Our commencement ceremony was held at the historic Little Rock Central High School and we were joined by three of the Little Rock Nine - Ernest Green, Carlotta Walls LaNier, and Minnijean Brown-Trickey. Prior to our graduation ceremony, we watched the three of them converse about their experience being among the first African-Americans to integrate a public school in Arkansas and their views of the world today. This was an extremely profound discussion.

Following this conversation, we transitioned to our graduation ceremony. I was honored to be elected by my fellow Scholars to serve as the class speaker. Addressing my classmates and three former world leaders (President William J. Clinton, President George W. Bush, and former British Prime Minister Tony Blair) was an extraordinary experience and the perfect PLS capstone.

Right before the end of the ceremony, we were abruptly forced to evacuate due a severe thunderstorm that sounded like a freight train when it passed by us, which triggered the tornado sirens. The storm damage was evident as we drove back to the Clinton Center.

Tell us about a favorite moment from the Presidential Leadership Scholars experience.

There were numerous moments and experiences that I will never forget as a Presidential Leadership Scholar. However, there are two moments that stand out as favorites.

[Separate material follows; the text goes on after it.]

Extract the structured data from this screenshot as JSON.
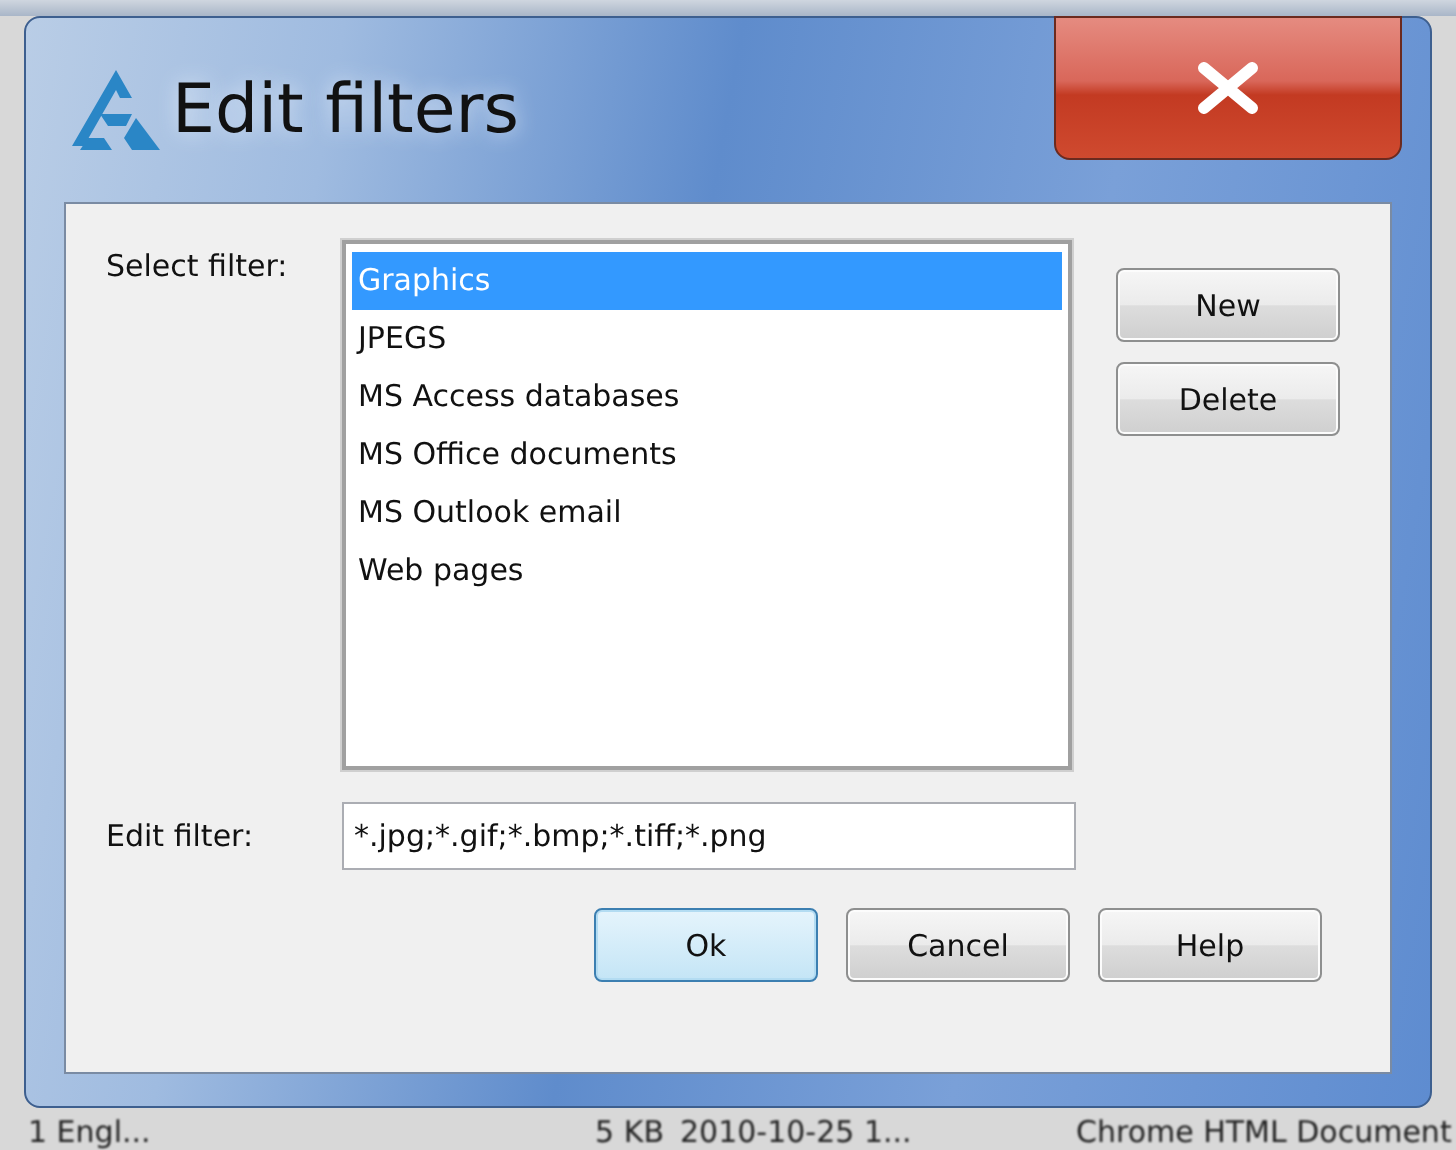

The first occurred during our trip to College Station. My fellow Scholars and I were watching the Aggie Wranglers, a Country and Western exhibition dance group, and one of my colleagues offered to teach them Bhangra dancing. The Wranglers accepted the invitation and we all rushed the stage to join the Wranglers in a spontaneous Bhangra dance. Both observers and dancers had an enjoyable time and the PLS Bhangra Flash Mob was officially born!

Another collection of favorite moments and a great aspect of the program is the candid conversations we have with President Clinton, President Bush, and members of their administrations. The presidents were not only gracious with their time, but were very open to discuss any issue with us – from their legacies to their stance on current public policy issues. This is a hallmark of the program and always was an unforgettable experience.

What is your fondest memory from your time working in the Bush Administration?

My fondest memory is the first time I met President Bush in 2007 at the farewell send-off for then Under Secretary of State for Public Diplomacy and Public Affairs Karen Hughes. As President Bush left the room, he stopped to speak to us and ask how we were doing. His genuine care and concern was evident and I was grateful to finally experience it firsthand.

How will you benefit from your Presidential Leadership Scholars experience in pursuing your personal and/or professional goals?

The entire Presidential Leadership Scholar experience is transformative in many respects. I believe this happens as a result of the network and leadership development mentioned earlier. I cannot overstate how amazing my colleagues are and how knowledgeable they are about a multitude of issues thanks to our varied experiences. After completing PLS, I’m now an alumna with access to an expanded nationwide support network that is willing to offer counsel on the countless issues I may encounter while pursuing my civic passions or working with others on public policy issues. As the program grows, so will the network, which will only strengthen our ability to help each other.

Through PLS, I have gained new leadership knowledge and experience that will serve me well professionally and personally for a lifetime. Reflection is one of the lessons we further developed through the program and through the practice of reflection, I am able to think more constructively to ensure my goals align with actions. This is one of many leadership benefits I learned during PLS.